Leaders should use the talent management process to identify sustainers for career broadening positions after their key developmental positions. Understanding the sustainment career timeline in DA PAM 600-3 and DA PAM 600-25 is a must for all leaders to nominate the right Soldier for a broadening or nominative assignment, such as at a combat training center, as a small-group instructor for professional military education courses, and for Training With Industry, Advanced Civil Schooling, and fellowship and internship opportunities.
Assignments as recruiters, drill sergeants, advanced individual training platoon sergeants, and division and corps-level staff members are also considered broadening assignments. One common myth is that broadening assignments are inherently away from troops. This simply is not true; fellowships and internships are not the only way to achieve a broadening experience.

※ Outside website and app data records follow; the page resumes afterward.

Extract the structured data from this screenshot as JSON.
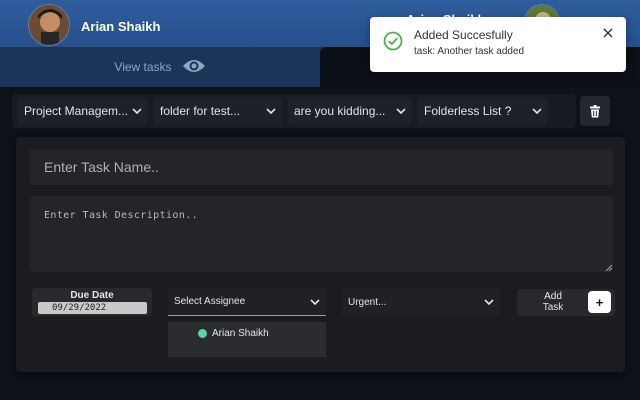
{
  "header": {
    "user_name": "Arian Shaikh",
    "user_name_right": "Arian Shaikh"
  },
  "tabs": {
    "view_tasks": "View tasks"
  },
  "filters": {
    "project": "Project Managem...",
    "folder": "folder for test...",
    "list": "are you kidding...",
    "folderless": "Folderless List ?"
  },
  "form": {
    "task_name_placeholder": "Enter Task Name..",
    "task_desc_placeholder": "Enter Task Description..",
    "due_date_label": "Due Date",
    "due_date_value": "09/29/2022",
    "assignee_placeholder": "Select Assignee",
    "assignee_option": "Arian Shaikh",
    "priority_value": "Urgent...",
    "add_task_label": "Add Task",
    "add_task_plus": "+"
  },
  "toast": {
    "title": "Added Succesfully",
    "message": "task: Another task added"
  },
  "colors": {
    "header_blue": "#2f5d9e",
    "success_green": "#4caf50",
    "assignee_dot": "#5ed3a8"
  },
  "icons": {
    "view_tasks": "eye-icon",
    "delete": "trash-icon",
    "toast_status": "check-circle-icon",
    "toast_close": "close-icon",
    "dropdown": "chevron-down-icon"
  }
}
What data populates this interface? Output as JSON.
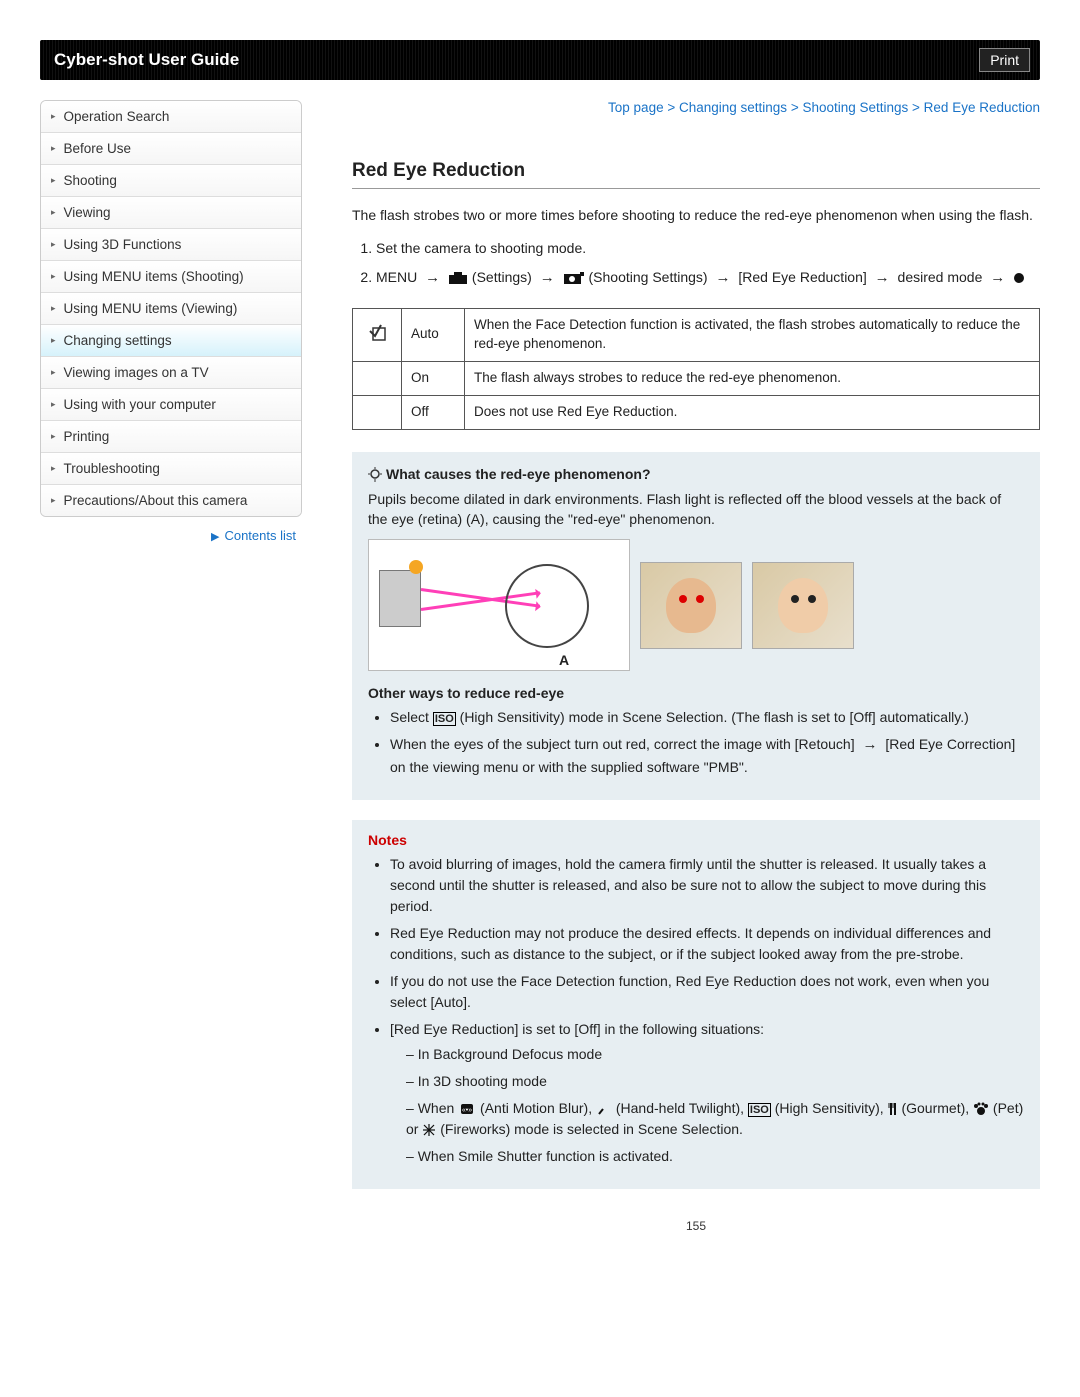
{
  "header": {
    "title": "Cyber-shot User Guide",
    "print": "Print"
  },
  "nav": {
    "items": [
      "Operation Search",
      "Before Use",
      "Shooting",
      "Viewing",
      "Using 3D Functions",
      "Using MENU items (Shooting)",
      "Using MENU items (Viewing)",
      "Changing settings",
      "Viewing images on a TV",
      "Using with your computer",
      "Printing",
      "Troubleshooting",
      "Precautions/About this camera"
    ],
    "active_index": 7,
    "contents_link": "Contents list"
  },
  "breadcrumb": {
    "parts": [
      "Top page",
      "Changing settings",
      "Shooting Settings",
      "Red Eye Reduction"
    ],
    "sep": " > "
  },
  "page_title": "Red Eye Reduction",
  "intro": "The flash strobes two or more times before shooting to reduce the red-eye phenomenon when using the flash.",
  "steps": [
    "Set the camera to shooting mode.",
    {
      "prefix": "MENU",
      "seq_settings": "(Settings)",
      "seq_shooting": "(Shooting Settings)",
      "seq_item": "[Red Eye Reduction]",
      "seq_mode": "desired mode"
    }
  ],
  "options": [
    {
      "icon": "check",
      "name": "Auto",
      "desc": "When the Face Detection function is activated, the flash strobes automatically to reduce the red-eye phenomenon."
    },
    {
      "icon": "",
      "name": "On",
      "desc": "The flash always strobes to reduce the red-eye phenomenon."
    },
    {
      "icon": "",
      "name": "Off",
      "desc": "Does not use Red Eye Reduction."
    }
  ],
  "info": {
    "heading": "What causes the red-eye phenomenon?",
    "body": "Pupils become dilated in dark environments. Flash light is reflected off the blood vessels at the back of the eye (retina) (A), causing the \"red-eye\" phenomenon.",
    "diagram_label": "A",
    "other_heading": "Other ways to reduce red-eye",
    "other_items": [
      "Select  (High Sensitivity) mode in Scene Selection. (The flash is set to [Off] automatically.)",
      "When the eyes of the subject turn out red, correct the image with [Retouch] → [Red Eye Correction] on the viewing menu or with the supplied software \"PMB\"."
    ],
    "iso_label": "ISO"
  },
  "notes": {
    "title": "Notes",
    "items": [
      "To avoid blurring of images, hold the camera firmly until the shutter is released. It usually takes a second until the shutter is released, and also be sure not to allow the subject to move during this period.",
      "Red Eye Reduction may not produce the desired effects. It depends on individual differences and conditions, such as distance to the subject, or if the subject looked away from the pre-strobe.",
      "If you do not use the Face Detection function, Red Eye Reduction does not work, even when you select [Auto].",
      "[Red Eye Reduction] is set to [Off] in the following situations:"
    ],
    "sub_items": [
      "In Background Defocus mode",
      "In 3D shooting mode",
      "When  (Anti Motion Blur),  (Hand-held Twilight),  (High Sensitivity),  (Gourmet),  (Pet) or  (Fireworks) mode is selected in Scene Selection.",
      "When Smile Shutter function is activated."
    ],
    "mode_labels": {
      "anti_motion": "(Anti Motion Blur)",
      "twilight": "(Hand-held Twilight)",
      "high_sens": "(High Sensitivity)",
      "gourmet": "(Gourmet)",
      "pet": "(Pet)",
      "fireworks": "(Fireworks)",
      "tail": " mode is selected in Scene Selection."
    }
  },
  "page_number": "155"
}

Combat training center assignments, for example, are equally valuable and provide Soldiers with the doctrinal knowledge required to mentor other leaders and the lessons learned of each rotating unit. It is through these various broadening assignments, in addition to key developmental assignments, that we will continue to grow our leaders to be the best trained, most knowledgeable, and most effective sustainers in our force.
Talent management is key to the readiness of our force. The size and complexity of this task for the sustainment community is enormous. The challenges are numerous in both the active and reserve components for enlisted and officer specialties across our force. The fact is that we will continue to require a dedicated and consistent effort to achieve success. The only way to collectively achieve Army personnel readiness objectives is through leader engagement at every level in the process.
Sound institutional processes are in place. However, the talent management battle will be won or lost at the individual leader level, such as when squad leaders take care of Soldiers in the squads and when commanders and senior enlisted leaders take the time to teach, coach, and mentor. Sustainment leaders are up to the challenge. We always have been, and we always will be. We must maximize the potential of our greatest asset: our people.
Maj. Gen. Darrell K. Williams is the commanding general of CASCOM and the Sustainment Center of Excellence at Fort Lee, Virginia.
Capt. Austin L. Franklin is a personnel proponent officer in the CASCOM Logistics Branch Proponency Office. He has a bachelor’s degree in sociology from Alabama A&M University and an MBA. He is a graduate of the Army Basic Officer Leader Course II, the Ordnance Basic Officer Leader Course, and the Logistics Captains Career Course. He completed a tenure with Orbital Alliant Techsystems Incorporated through the Army’s Training With Industry program.
This article was published in the January-February 2017 issue of Army Sustainment magazine.
Pictured above:Talent management: New York Army National Guard recruiters set up new Soldiers for success by going over military basics on Nov. 5, 2016, at Camp Smith, New York, during an event for members of the Recruit Sustainment Program.